In 2003, we began our program for girls threatened by forced marriage. Many of the tribes or northern Togo practice "sister exchange." If a man wants to marry a woman, his family must give a girl to the family of his bride. This girl serves as the payment of a debt. She has no choice in who she will marry. She may be the first wife of a young man, or the third wife of an old man. The program, under the direction of Madame Bidenou, (Pastor Nakpergou's wife), runs from January-May every year. The girls learn to read and write in their own tribal language and they learn skills which will make them more valuable to their families. By learning how much they are loved and valued by God, many of these girls have gained the courage to refuse forced marriages. We have seen the number of Christian weddings greatly increase in the village where there are Girls Program graduates.
GROWING THROUGH CRISES
Growth often happens through crisis and trial.
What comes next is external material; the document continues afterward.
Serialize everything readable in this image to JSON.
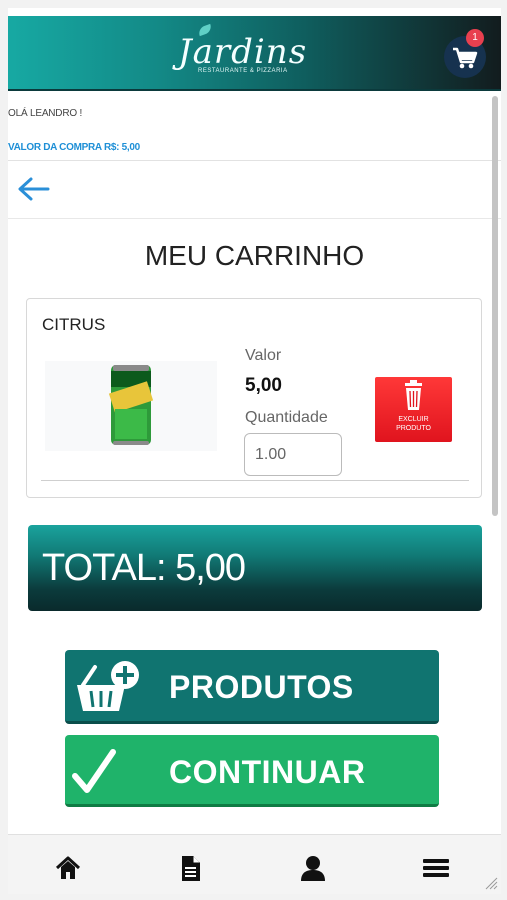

In the Fall of 2006 a transforming crisis period began when our "Sector Leaders" refused to come to a training, saying that they were "on strike." For many years Gregg had been telling our key leaders that we should not be in a position where the mission was paying church leaders. We agreed to a plan where the amount of aid given to our Sector Leaders would be frozen, meaning that each leader would receive less as growth occurred. Our plan had always been that church leaders would be bi-vocational farmer/leaders. But, our leaders, looking at the full-time pastors of other denominations felt that they should be paid for their work. They did not agree that their pay should come from their churches and not from the mission.
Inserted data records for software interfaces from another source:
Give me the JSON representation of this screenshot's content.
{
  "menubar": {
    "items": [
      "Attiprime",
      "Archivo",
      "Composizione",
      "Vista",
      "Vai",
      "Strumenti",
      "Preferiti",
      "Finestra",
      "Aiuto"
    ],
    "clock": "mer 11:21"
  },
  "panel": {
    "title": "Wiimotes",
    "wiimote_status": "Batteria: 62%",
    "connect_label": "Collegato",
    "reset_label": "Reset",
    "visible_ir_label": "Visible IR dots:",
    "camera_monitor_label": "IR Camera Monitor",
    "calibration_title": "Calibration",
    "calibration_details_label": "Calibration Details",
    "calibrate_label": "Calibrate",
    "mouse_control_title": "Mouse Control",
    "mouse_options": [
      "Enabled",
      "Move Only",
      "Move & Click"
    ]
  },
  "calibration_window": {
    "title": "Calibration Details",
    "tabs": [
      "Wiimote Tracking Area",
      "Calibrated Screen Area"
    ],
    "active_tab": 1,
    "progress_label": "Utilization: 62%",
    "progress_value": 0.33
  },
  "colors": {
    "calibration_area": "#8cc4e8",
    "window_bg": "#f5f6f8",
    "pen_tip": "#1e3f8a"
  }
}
This crisis led to an official turnover of all of the work to the authority of the Togolese church and to our pulling back so that the Togolese would understand that the work truly belonged to them. We changed our base to the US, with two 3-4 week visits per year. The church has since made great strides in developing support from among the members and understanding that they are responsible to look to God and not the missionaries for their needs. There are currently no church leaders who receive a salary from The Ministry of Jesus.
SUSTAINABILITY THROUGH A NEW GENERATION
Observing that the Togolese church would never be able to sustain a nationwide structure with a base of only village churches, we began to concentrate on developing our student program. In 2009, we purchased an unfinished house in the capital, Lome, near the university. The purpose of the Student Center was to provide a place where young men and women from our village churches could live in Christian community and develop their leadership skills while attending the university. In 2011, we purchase land in Kara, Togo's second largest city, to develop a second Student Center. In 2012 we received permission from our partner church, Ministère International de Jesus, to move to the Kara Student Center and develop a program to train university students to be church leaders. We now work in Kara, working in partnership with Pastor KOMBATE Nagbandjoa and his wife, Claire, to train students to be church leaders and church planters.
AND CONTINUING TO NEW GENERATIONS
Helping African churches develop children's ministries has become an important part of our work. During our early years in Togo, all our work was in the villages and The Ministry of Jesus had no work in our town of Dapaong, or in any other town where there was an existing church. Jayne was burdened for the many children who came to our center just to look at our family. In 1996, she began a Wednesday afternoon Bible Club for children in our neighborhood. Soon the Bible Club was attracting children from miles away. The numbers gradually increased to over 200 children per week. When Sena and Jane Ounate-Lare came to plant a church for our partner church, Ministère International de Jésus, in 2004, Jayne began to computerize her lessons and train other leaders to run the program in the Dapaong church. This has led to a curriculum with over 50 Old Testament and over 50 New Testament lessons. The lessons use Bible stories transformed into the form of skits. Each lesson has a review of the previous week's lesson, an introduction, a skit, review lessons for the skit, an application, a memory verse, and a coloring page. Our daughter, Angela, is working on producing coloring pages with African images. Jayne has trained children's leaders, not only for Ministère International de Jésus, but for many other denominations. We have translated all of the Old Testament and half of the New Testament lessons into English for use by the Calvary Chapel Training Centre in Ghana.